Note 4. (Letter No. 2)

Effie Baker became disenchanted with the Church and, having an open and enquiring attitude, was one of a committee formed in Melbourne responsible for arranging speakers to address the “New Thought” organisation. This led her to attend a public meeting at which Hyde Dunn spoke on the Bahá’í Faith and, recognising the truth of the Message, Effie Baker accepted the Faith the same evening and so became the first woman believer in Australia. She accompanied Martha Root on the latter’s lecture tour of New Zealand and, learning of the New Zealand Bahá’ís projected journey to the Holy Land in 1925, Effie sold her home and joined the pilgrims.
After the bounty of visiting the Shrines and meeting with the Guardian and the Greatest Holy Leaf, Effie acceded to Shoghi Effendi’s request and accompanied the New Zealand friends to London so as to contact the British Bahá’í community. She planned to return to Australia and assist the Dunns, and had accepted an invitation from the Ladies of the Holy Family to stop over in Haifa on her homeward journey, but on arriving there in June, she found Shoghi Effendi was away from the Holy Land and so decided to wait until he returned. Her offer to serve was accepted and she remained at the World Centre of the Bahá’í Faith in Israel for the next eleven years where she assumed the duties of hostess, welcoming the friends to the Pilgrim House, using her artistry and talent to photograph events in Haifa for the Guardian. In 1930, when the need arose to secure 97 photographs of places in Persia associated with the early history of the Bahá’í Faith, Effie undertook arduous journeys by road through Syria and Iraq, undeterred by danger from hostile bandits. This intrepid worker now embarked on an exacting and fruitful period of direct service to the Guardian, often using cars supplied by the Persian believers, at times travelling on horseback, mule or donkey to all but a few sites where it was too dangerous for a westerner to venture. The unique photographic record she obtained was immortalised by being selected by the Guardian for inclusion in Nabil’s “The Dawnbreakers”.

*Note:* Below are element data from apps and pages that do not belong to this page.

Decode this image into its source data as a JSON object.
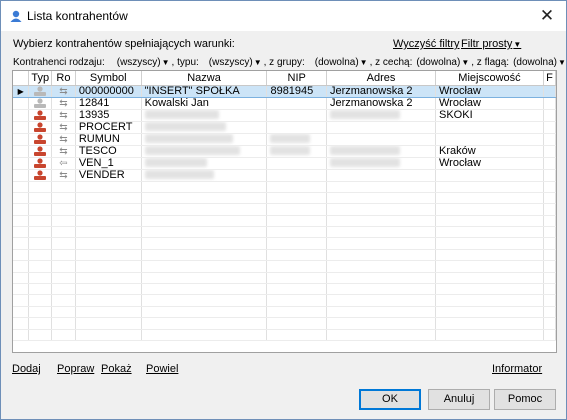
{
  "window": {
    "title": "Lista kontrahentów",
    "close_glyph": "✕"
  },
  "conditions": {
    "label": "Wybierz kontrahentów spełniających warunki:",
    "clear_filters": "Wyczyść filtry",
    "simple_filter": "Filtr prosty"
  },
  "filters": {
    "kind_label": "Kontrahenci rodzaju:",
    "kind_value": "(wszyscy)",
    "type_label": ", typu:",
    "type_value": "(wszyscy)",
    "group_label": ", z grupy:",
    "group_value": "(dowolna)",
    "feature_label": ", z cechą:",
    "feature_value": "(dowolna)",
    "flag_label": ", z flagą:",
    "flag_value": "(dowolna)"
  },
  "grid": {
    "columns": [
      "Typ",
      "Ro",
      "Symbol",
      "Nazwa",
      "NIP",
      "Adres",
      "Miejscowość",
      "F"
    ],
    "rows": [
      {
        "selected": true,
        "typ_icon": "person-icon-grey",
        "ro": "⇆",
        "symbol": "000000000",
        "nazwa": "\"INSERT\" SPÓŁKA",
        "nip": "8981945",
        "adres": "Jerzmanowska 2",
        "miejscowosc": "Wrocław"
      },
      {
        "selected": false,
        "typ_icon": "person-icon-grey",
        "ro": "⇆",
        "symbol": "12841",
        "nazwa": "Kowalski Jan",
        "nip": "",
        "adres": "Jerzmanowska 2",
        "miejscowosc": "Wrocław"
      },
      {
        "selected": false,
        "typ_icon": "person-icon-red",
        "ro": "⇆",
        "symbol": "13935",
        "nazwa": "",
        "nip": "",
        "adres": "",
        "miejscowosc": "SKOKI"
      },
      {
        "selected": false,
        "typ_icon": "person-icon-red",
        "ro": "⇆",
        "symbol": "PROCERT",
        "nazwa": "",
        "nip": "",
        "adres": "",
        "miejscowosc": ""
      },
      {
        "selected": false,
        "typ_icon": "person-icon-red",
        "ro": "⇆",
        "symbol": "RUMUN",
        "nazwa": "",
        "nip": "",
        "adres": "",
        "miejscowosc": ""
      },
      {
        "selected": false,
        "typ_icon": "person-icon-red",
        "ro": "⇆",
        "symbol": "TESCO",
        "nazwa": "",
        "nip": "",
        "adres": "",
        "miejscowosc": "Kraków"
      },
      {
        "selected": false,
        "typ_icon": "person-icon-red",
        "ro": "⇦",
        "symbol": "VEN_1",
        "nazwa": "",
        "nip": "",
        "adres": "",
        "miejscowosc": "Wrocław"
      },
      {
        "selected": false,
        "typ_icon": "person-icon-red",
        "ro": "⇆",
        "symbol": "VENDER",
        "nazwa": "",
        "nip": "",
        "adres": "",
        "miejscowosc": ""
      }
    ],
    "row_indicator": "▶"
  },
  "actions": {
    "add": "Dodaj",
    "edit": "Popraw",
    "show": "Pokaż",
    "copy": "Powiel",
    "informer": "Informator"
  },
  "buttons": {
    "ok": "OK",
    "cancel": "Anuluj",
    "help": "Pomoc"
  },
  "colors": {
    "selection": "#cce4f7",
    "selection_border": "#7cb1df",
    "default_button_border": "#0078d7"
  }
}
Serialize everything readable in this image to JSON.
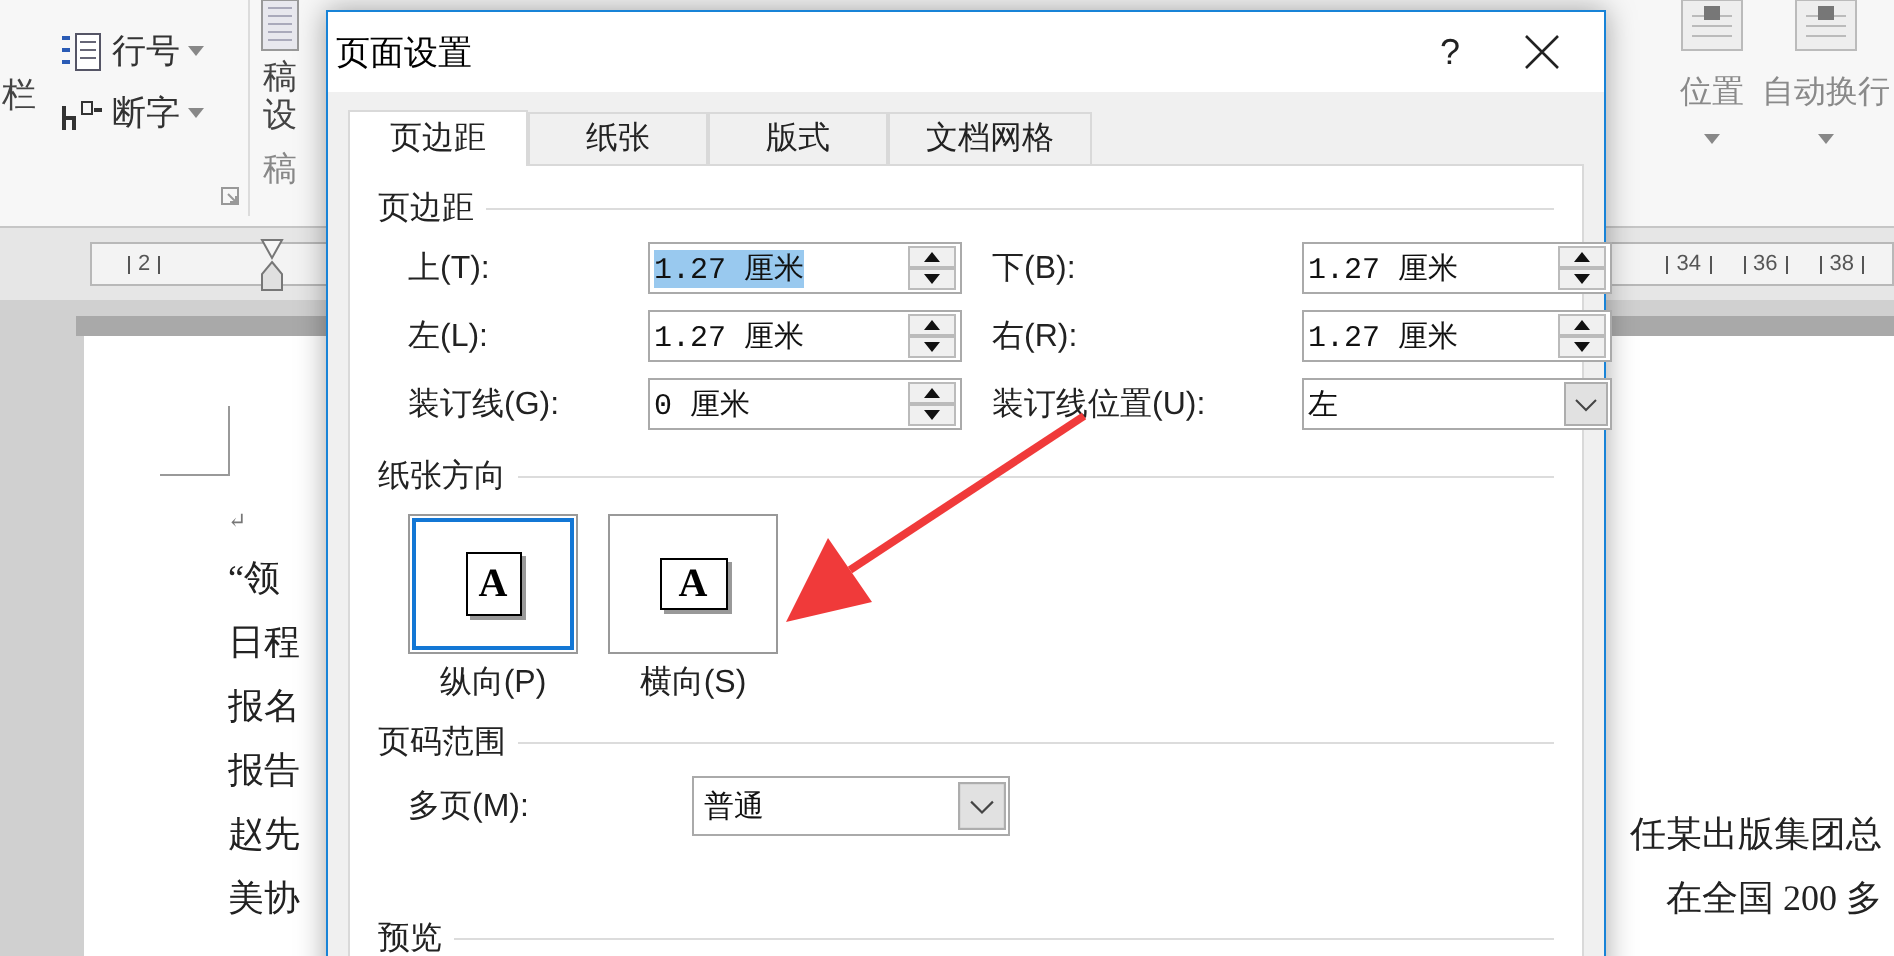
{
  "ribbon": {
    "cut_buttons": [
      {
        "label": "栏"
      }
    ],
    "small_buttons": [
      {
        "label": "行号"
      },
      {
        "label": "断字"
      }
    ],
    "tall_button": {
      "label": "稿设"
    },
    "group_label": "稿",
    "right_buttons": [
      {
        "label": "位置"
      },
      {
        "label": "自动换行"
      }
    ]
  },
  "ruler": {
    "left_marks": [
      "2"
    ],
    "right_marks": [
      "34",
      "36",
      "38"
    ]
  },
  "document": {
    "paragraph_mark": "↵",
    "lines": [
      {
        "start": "“领"
      },
      {
        "start": "日程"
      },
      {
        "start": "报名"
      },
      {
        "start": "报告"
      },
      {
        "start": "赵先",
        "end": "任某出版集团总"
      },
      {
        "start": "美协",
        "end": "在全国 200 多"
      }
    ]
  },
  "dialog": {
    "title": "页面设置",
    "help": "?",
    "tabs": [
      {
        "label": "页边距",
        "selected": true
      },
      {
        "label": "纸张",
        "selected": false
      },
      {
        "label": "版式",
        "selected": false
      },
      {
        "label": "文档网格",
        "selected": false
      }
    ],
    "margins": {
      "heading": "页边距",
      "fields": [
        {
          "label": "上(T):",
          "value": "1.27 厘米",
          "kind": "spin",
          "text_selected": true
        },
        {
          "label": "下(B):",
          "value": "1.27 厘米",
          "kind": "spin",
          "text_selected": false
        },
        {
          "label": "左(L):",
          "value": "1.27 厘米",
          "kind": "spin",
          "text_selected": false
        },
        {
          "label": "右(R):",
          "value": "1.27 厘米",
          "kind": "spin",
          "text_selected": false
        },
        {
          "label": "装订线(G):",
          "value": "0 厘米",
          "kind": "spin",
          "text_selected": false
        },
        {
          "label": "装订线位置(U):",
          "value": "左",
          "kind": "dropdown",
          "text_selected": false
        }
      ]
    },
    "orientation": {
      "heading": "纸张方向",
      "options": [
        {
          "label": "纵向(P)",
          "glyph": "A",
          "kind": "portrait",
          "selected": true
        },
        {
          "label": "横向(S)",
          "glyph": "A",
          "kind": "landscape",
          "selected": false
        }
      ]
    },
    "pages": {
      "heading": "页码范围",
      "label": "多页(M):",
      "value": "普通"
    },
    "preview": {
      "heading": "预览"
    }
  }
}
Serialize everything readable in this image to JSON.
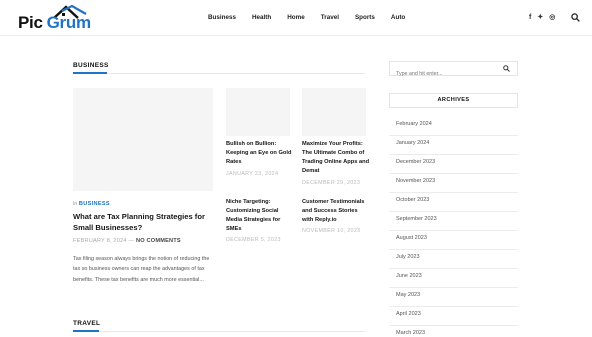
{
  "logo": {
    "part1": "Pic",
    "part2": "Grum"
  },
  "nav": [
    "Business",
    "Health",
    "Home",
    "Travel",
    "Sports",
    "Auto"
  ],
  "social": [
    "f",
    "✦",
    "◎"
  ],
  "colors": {
    "accent": "#1f74c4",
    "text": "#161616",
    "muted": "#aaaaaa"
  },
  "icons": {
    "search": "search-icon",
    "facebook": "facebook-icon",
    "twitter": "twitter-icon",
    "instagram": "instagram-icon",
    "logo": "house-roof-icon"
  },
  "business": {
    "heading": "BUSINESS",
    "main": {
      "category_prefix": "in",
      "category": "BUSINESS",
      "title": "What are Tax Planning Strategies for Small Businesses?",
      "date": "FEBRUARY 8, 2024",
      "dash": "—",
      "comments": "NO COMMENTS",
      "excerpt": "Tax filing season always brings the notion of reducing the tax so business owners can reap the advantages of tax benefits. These tax benefits are much more essential..."
    },
    "small": [
      {
        "title": "Bullish on Bullion: Keeping an Eye on Gold Rates",
        "date": "JANUARY 23, 2024"
      },
      {
        "title": "Maximize Your Profits: The Ultimate Combo of Trading Online Apps and Demat",
        "date": "DECEMBER 29, 2023"
      },
      {
        "title": "Niche Targeting: Customizing Social Media Strategies for SMEs",
        "date": "DECEMBER 5, 2023"
      },
      {
        "title": "Customer Testimonials and Success Stories with Reply.io",
        "date": "NOVEMBER 10, 2023"
      }
    ]
  },
  "travel": {
    "heading": "TRAVEL"
  },
  "sidebar": {
    "search_placeholder": "Type and hit enter...",
    "archives_title": "ARCHIVES",
    "archives": [
      "February 2024",
      "January 2024",
      "December 2023",
      "November 2023",
      "October 2023",
      "September 2023",
      "August 2023",
      "July 2023",
      "June 2023",
      "May 2023",
      "April 2023",
      "March 2023"
    ]
  }
}
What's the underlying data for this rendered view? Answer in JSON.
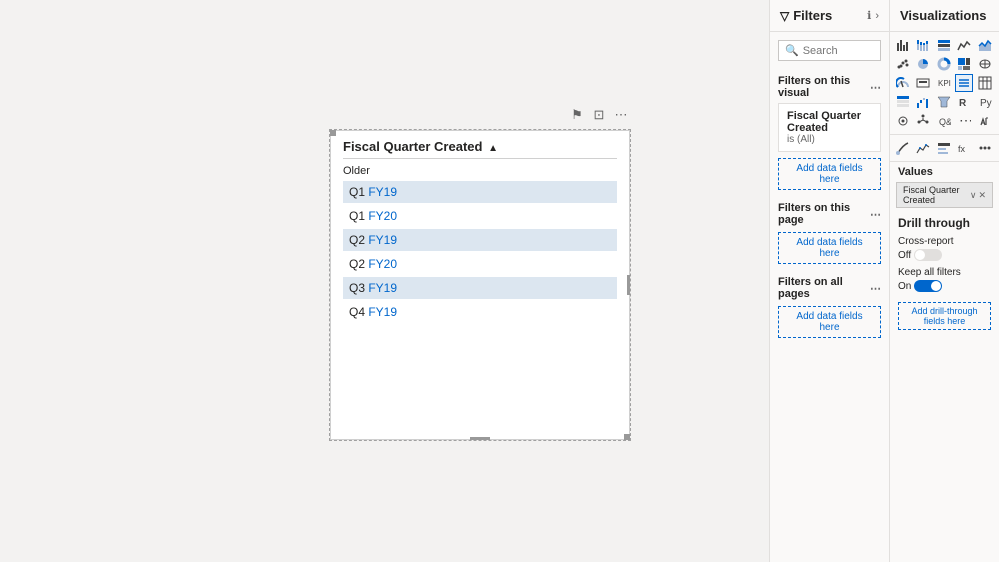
{
  "canvas": {
    "background": "#f3f2f1"
  },
  "visual": {
    "title": "Fiscal Quarter Created",
    "sort_indicator": "▲",
    "older_label": "Older",
    "items": [
      {
        "prefix": "Q1 ",
        "suffix": "FY19",
        "highlighted": true
      },
      {
        "prefix": "Q1 ",
        "suffix": "FY20",
        "highlighted": false
      },
      {
        "prefix": "Q2 ",
        "suffix": "FY19",
        "highlighted": true
      },
      {
        "prefix": "Q2 ",
        "suffix": "FY20",
        "highlighted": false
      },
      {
        "prefix": "Q3 ",
        "suffix": "FY19",
        "highlighted": true
      },
      {
        "prefix": "Q4 ",
        "suffix": "FY19",
        "highlighted": false
      }
    ],
    "toolbar": {
      "filter_icon": "⚑",
      "focus_icon": "⊡",
      "more_icon": "⋯"
    }
  },
  "filters_panel": {
    "title": "Filters",
    "search_placeholder": "Search",
    "sections": {
      "this_visual": {
        "label": "Filters on this visual",
        "card_title": "Fiscal Quarter Created",
        "card_value": "is (All)",
        "add_button": "Add data fields here"
      },
      "this_page": {
        "label": "Filters on this page",
        "add_button": "Add data fields here"
      },
      "all_pages": {
        "label": "Filters on all pages",
        "add_button": "Add data fields here"
      }
    }
  },
  "viz_panel": {
    "title": "Visualizations",
    "values_label": "Values",
    "field_chip_label": "Fiscal Quarter Created",
    "drill_through": {
      "title": "Drill through",
      "cross_report_label": "Cross-report",
      "cross_report_state": "Off",
      "keep_filters_label": "Keep all filters",
      "keep_filters_state": "On",
      "add_button": "Add drill-through fields here"
    }
  }
}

In 1936, Effie returned to her homeland, Australia, where she looked after the National Archives over a long period. Her last years were spent in a small flat in the Hazíratu’l-Quds in Sydney at the invitation of the National Spiritual Assembly of Australia and New Zealand who had been requested by the Guardian to take care of her until her passing on January 2nd, 1968.